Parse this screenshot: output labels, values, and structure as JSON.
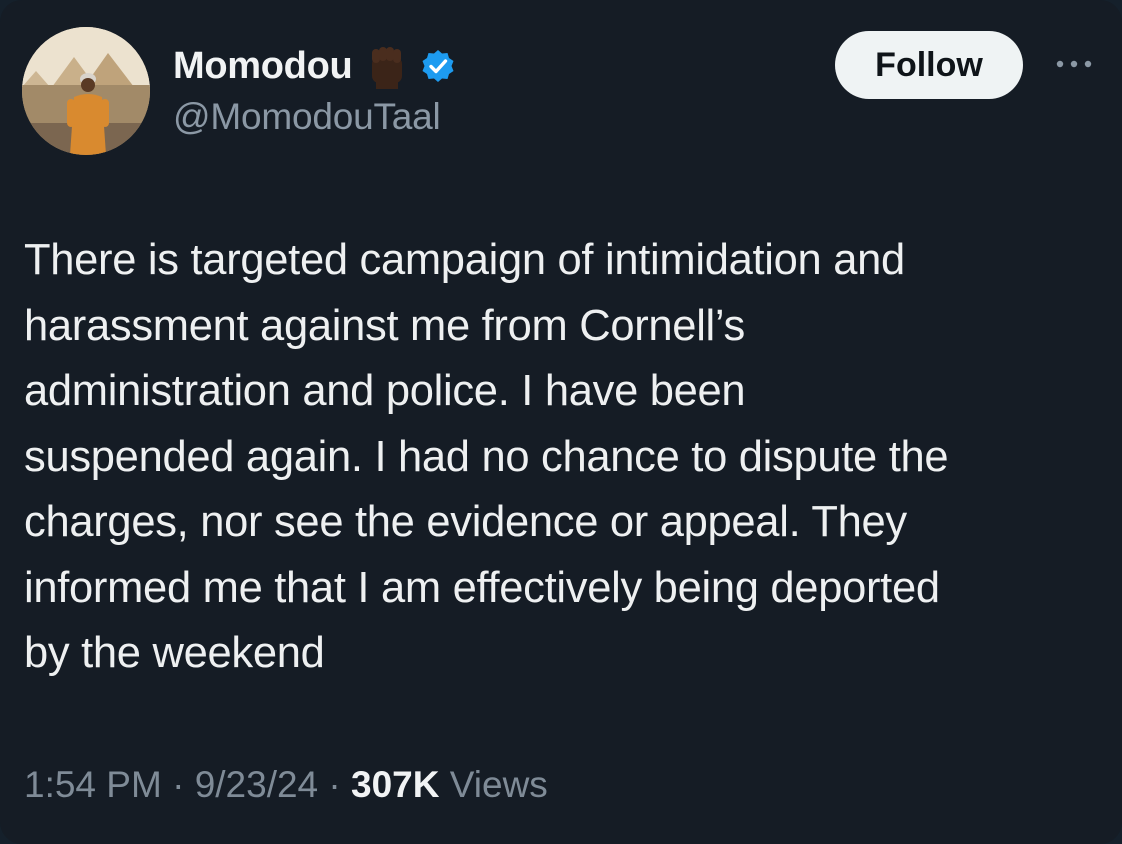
{
  "author": {
    "display_name": "Momodou",
    "handle": "@MomodouTaal",
    "emoji_icon": "raised-fist-dark-skin-icon",
    "verified_icon": "verified-badge-icon",
    "verified_color": "#1d9bf0"
  },
  "actions": {
    "follow_label": "Follow",
    "more_icon": "more-horizontal-icon"
  },
  "tweet": {
    "text": "There is targeted campaign of intimidation and\nharassment against me from Cornell’s\nadministration and police. I have been\nsuspended again. I had no chance to dispute the\ncharges, nor see the evidence or appeal. They\ninformed me that I am effectively being deported\nby the weekend"
  },
  "meta": {
    "time": "1:54 PM",
    "sep1": " · ",
    "date": "9/23/24",
    "sep2": " · ",
    "views_count": "307K",
    "views_label": " Views"
  },
  "colors": {
    "background": "#151c25",
    "text_primary": "#eef0f1",
    "text_secondary": "#8b98a5",
    "follow_bg": "#eff3f4"
  }
}
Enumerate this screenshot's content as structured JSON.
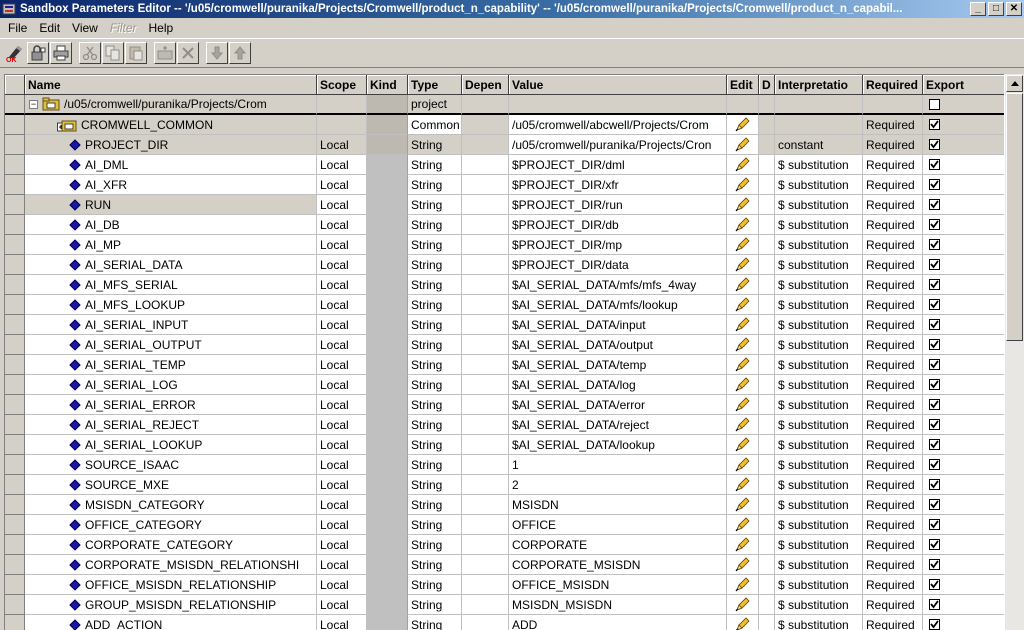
{
  "window": {
    "title": "Sandbox Parameters Editor -- '/u05/cromwell/puranika/Projects/Cromwell/product_n_capability' -- '/u05/cromwell/puranika/Projects/Cromwell/product_n_capabil...",
    "minimize_glyph": "_",
    "maximize_glyph": "□",
    "close_glyph": "✕"
  },
  "menu": {
    "file": "File",
    "edit": "Edit",
    "view": "View",
    "filter": "Filter",
    "help": "Help"
  },
  "toolbar": {
    "icons": [
      "ok-icon",
      "lock-icon",
      "save-icon",
      "print-icon",
      "cut-icon",
      "copy-icon",
      "paste-icon",
      "new-parameter-icon",
      "delete-icon",
      "move-down-icon",
      "move-up-icon"
    ]
  },
  "columns": {
    "name": "Name",
    "scope": "Scope",
    "kind": "Kind",
    "type": "Type",
    "depen": "Depen",
    "value": "Value",
    "edit": "Edit",
    "d": "D",
    "interpretation": "Interpretatio",
    "required": "Required",
    "export": "Export"
  },
  "project_row": {
    "expander": "−",
    "name": "/u05/cromwell/puranika/Projects/Crom",
    "type": "project",
    "export_checked": false
  },
  "common_row": {
    "name": "CROMWELL_COMMON",
    "type": "Common",
    "value": "/u05/cromwell/abcwell/Projects/Crom",
    "required": "Required",
    "export_checked": true
  },
  "rows": [
    {
      "name": "PROJECT_DIR",
      "scope": "Local",
      "type": "String",
      "value": "/u05/cromwell/puranika/Projects/Cron",
      "interpretation": "constant",
      "required": "Required",
      "export_checked": true,
      "shaded": true
    },
    {
      "name": "AI_DML",
      "scope": "Local",
      "type": "String",
      "value": "$PROJECT_DIR/dml",
      "interpretation": "$ substitution",
      "required": "Required",
      "export_checked": true
    },
    {
      "name": "AI_XFR",
      "scope": "Local",
      "type": "String",
      "value": "$PROJECT_DIR/xfr",
      "interpretation": "$ substitution",
      "required": "Required",
      "export_checked": true
    },
    {
      "name": "RUN",
      "scope": "Local",
      "type": "String",
      "value": "$PROJECT_DIR/run",
      "interpretation": "$ substitution",
      "required": "Required",
      "export_checked": true,
      "name_selected": true
    },
    {
      "name": "AI_DB",
      "scope": "Local",
      "type": "String",
      "value": "$PROJECT_DIR/db",
      "interpretation": "$ substitution",
      "required": "Required",
      "export_checked": true
    },
    {
      "name": "AI_MP",
      "scope": "Local",
      "type": "String",
      "value": "$PROJECT_DIR/mp",
      "interpretation": "$ substitution",
      "required": "Required",
      "export_checked": true
    },
    {
      "name": "AI_SERIAL_DATA",
      "scope": "Local",
      "type": "String",
      "value": "$PROJECT_DIR/data",
      "interpretation": "$ substitution",
      "required": "Required",
      "export_checked": true
    },
    {
      "name": "AI_MFS_SERIAL",
      "scope": "Local",
      "type": "String",
      "value": "$AI_SERIAL_DATA/mfs/mfs_4way",
      "interpretation": "$ substitution",
      "required": "Required",
      "export_checked": true
    },
    {
      "name": "AI_MFS_LOOKUP",
      "scope": "Local",
      "type": "String",
      "value": "$AI_SERIAL_DATA/mfs/lookup",
      "interpretation": "$ substitution",
      "required": "Required",
      "export_checked": true
    },
    {
      "name": "AI_SERIAL_INPUT",
      "scope": "Local",
      "type": "String",
      "value": "$AI_SERIAL_DATA/input",
      "interpretation": "$ substitution",
      "required": "Required",
      "export_checked": true
    },
    {
      "name": "AI_SERIAL_OUTPUT",
      "scope": "Local",
      "type": "String",
      "value": "$AI_SERIAL_DATA/output",
      "interpretation": "$ substitution",
      "required": "Required",
      "export_checked": true
    },
    {
      "name": "AI_SERIAL_TEMP",
      "scope": "Local",
      "type": "String",
      "value": "$AI_SERIAL_DATA/temp",
      "interpretation": "$ substitution",
      "required": "Required",
      "export_checked": true
    },
    {
      "name": "AI_SERIAL_LOG",
      "scope": "Local",
      "type": "String",
      "value": "$AI_SERIAL_DATA/log",
      "interpretation": "$ substitution",
      "required": "Required",
      "export_checked": true
    },
    {
      "name": "AI_SERIAL_ERROR",
      "scope": "Local",
      "type": "String",
      "value": "$AI_SERIAL_DATA/error",
      "interpretation": "$ substitution",
      "required": "Required",
      "export_checked": true
    },
    {
      "name": "AI_SERIAL_REJECT",
      "scope": "Local",
      "type": "String",
      "value": "$AI_SERIAL_DATA/reject",
      "interpretation": "$ substitution",
      "required": "Required",
      "export_checked": true
    },
    {
      "name": "AI_SERIAL_LOOKUP",
      "scope": "Local",
      "type": "String",
      "value": "$AI_SERIAL_DATA/lookup",
      "interpretation": "$ substitution",
      "required": "Required",
      "export_checked": true
    },
    {
      "name": "SOURCE_ISAAC",
      "scope": "Local",
      "type": "String",
      "value": "1",
      "interpretation": "$ substitution",
      "required": "Required",
      "export_checked": true
    },
    {
      "name": "SOURCE_MXE",
      "scope": "Local",
      "type": "String",
      "value": "2",
      "interpretation": "$ substitution",
      "required": "Required",
      "export_checked": true
    },
    {
      "name": "MSISDN_CATEGORY",
      "scope": "Local",
      "type": "String",
      "value": "MSISDN",
      "interpretation": "$ substitution",
      "required": "Required",
      "export_checked": true
    },
    {
      "name": "OFFICE_CATEGORY",
      "scope": "Local",
      "type": "String",
      "value": "OFFICE",
      "interpretation": "$ substitution",
      "required": "Required",
      "export_checked": true
    },
    {
      "name": "CORPORATE_CATEGORY",
      "scope": "Local",
      "type": "String",
      "value": "CORPORATE",
      "interpretation": "$ substitution",
      "required": "Required",
      "export_checked": true
    },
    {
      "name": "CORPORATE_MSISDN_RELATIONSHI",
      "scope": "Local",
      "type": "String",
      "value": "CORPORATE_MSISDN",
      "interpretation": "$ substitution",
      "required": "Required",
      "export_checked": true
    },
    {
      "name": "OFFICE_MSISDN_RELATIONSHIP",
      "scope": "Local",
      "type": "String",
      "value": "OFFICE_MSISDN",
      "interpretation": "$ substitution",
      "required": "Required",
      "export_checked": true
    },
    {
      "name": "GROUP_MSISDN_RELATIONSHIP",
      "scope": "Local",
      "type": "String",
      "value": "MSISDN_MSISDN",
      "interpretation": "$ substitution",
      "required": "Required",
      "export_checked": true
    },
    {
      "name": "ADD_ACTION",
      "scope": "Local",
      "type": "String",
      "value": "ADD",
      "interpretation": "$ substitution",
      "required": "Required",
      "export_checked": true
    }
  ],
  "colors": {
    "title_gradient_start": "#0a246a",
    "title_gradient_end": "#a6caf0",
    "chrome": "#d4d0c8",
    "parameter_icon": "#1a1aa0",
    "pencil": "#f0c030"
  }
}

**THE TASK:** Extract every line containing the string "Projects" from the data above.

**RESULT BELOW:**
    "title": "Sandbox Parameters Editor -- '/u05/cromwell/puranika/Projects/Cromwell/product_n_capability' -- '/u05/cromwell/puranika/Projects/Cromwell/product_n_capabil...",
    "name": "/u05/cromwell/puranika/Projects/Crom",
    "value": "/u05/cromwell/abcwell/Projects/Crom",
      "value": "/u05/cromwell/puranika/Projects/Cron",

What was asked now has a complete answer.